And do note that insurance companies have every incentive to game “continuous coverage” by “losing” your payment, sending correspondence to the wrong address, and so on. Given good enough IT, medical underwriting would creep right back in, just as it has under ObamaCare with narrow networks and pricing by zip.
I know it will never happen, but I’d love it if Trump decided to stick it to zombie-eyed granny starver Paul Ryan and smarmy liberal goodthinkers Pelosi and Schumer by lowering the age-limit for Medicare to zero by executive order. Why not? That flight of fancy aside, it’s good that covering pre-existing conditions is a bipartisan consensus — even if a universal benefit like simple, rugged, and proven Medicare for All is not. We’ll have to watch how badly the Republicans screw us, and how complicit the Democrat establishment decides to be.
 Times-Picayune: “My childhood home was destroyed by a tornado two days before Christmas in 2015. The insurance agent who brought my father a check told him that he’d been a great customer. Why? Because my parents had been paying for insurance since 1979 and hadn’t filed a claim until that tornado. On the other hand, when my house was destroyed by floodwaters in August 2005, I was quickly deemed a bad customer.
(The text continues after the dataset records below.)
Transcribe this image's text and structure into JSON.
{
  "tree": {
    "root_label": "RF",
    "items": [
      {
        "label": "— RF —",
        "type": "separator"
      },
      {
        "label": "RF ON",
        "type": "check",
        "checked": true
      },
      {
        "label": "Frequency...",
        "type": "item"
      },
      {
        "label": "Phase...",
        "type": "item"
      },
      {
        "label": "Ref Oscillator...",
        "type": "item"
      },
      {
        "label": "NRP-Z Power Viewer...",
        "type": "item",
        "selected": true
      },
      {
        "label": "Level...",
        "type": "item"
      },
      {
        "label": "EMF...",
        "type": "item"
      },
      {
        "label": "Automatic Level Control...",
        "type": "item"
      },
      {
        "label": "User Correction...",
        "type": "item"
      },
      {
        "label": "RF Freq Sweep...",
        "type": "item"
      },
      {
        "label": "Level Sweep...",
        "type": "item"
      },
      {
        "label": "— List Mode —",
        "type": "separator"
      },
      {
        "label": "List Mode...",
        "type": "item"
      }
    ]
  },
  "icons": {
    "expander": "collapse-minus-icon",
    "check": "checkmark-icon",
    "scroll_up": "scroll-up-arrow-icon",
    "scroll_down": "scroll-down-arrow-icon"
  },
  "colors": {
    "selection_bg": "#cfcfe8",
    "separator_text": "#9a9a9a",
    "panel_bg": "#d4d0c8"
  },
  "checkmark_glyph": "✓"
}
I told my car insurance agent that I wanted to buy a renter’s policy from him, and he said he couldn’t sell me one. ‘You filed a claim after Katrina,’ he said.” So, like that.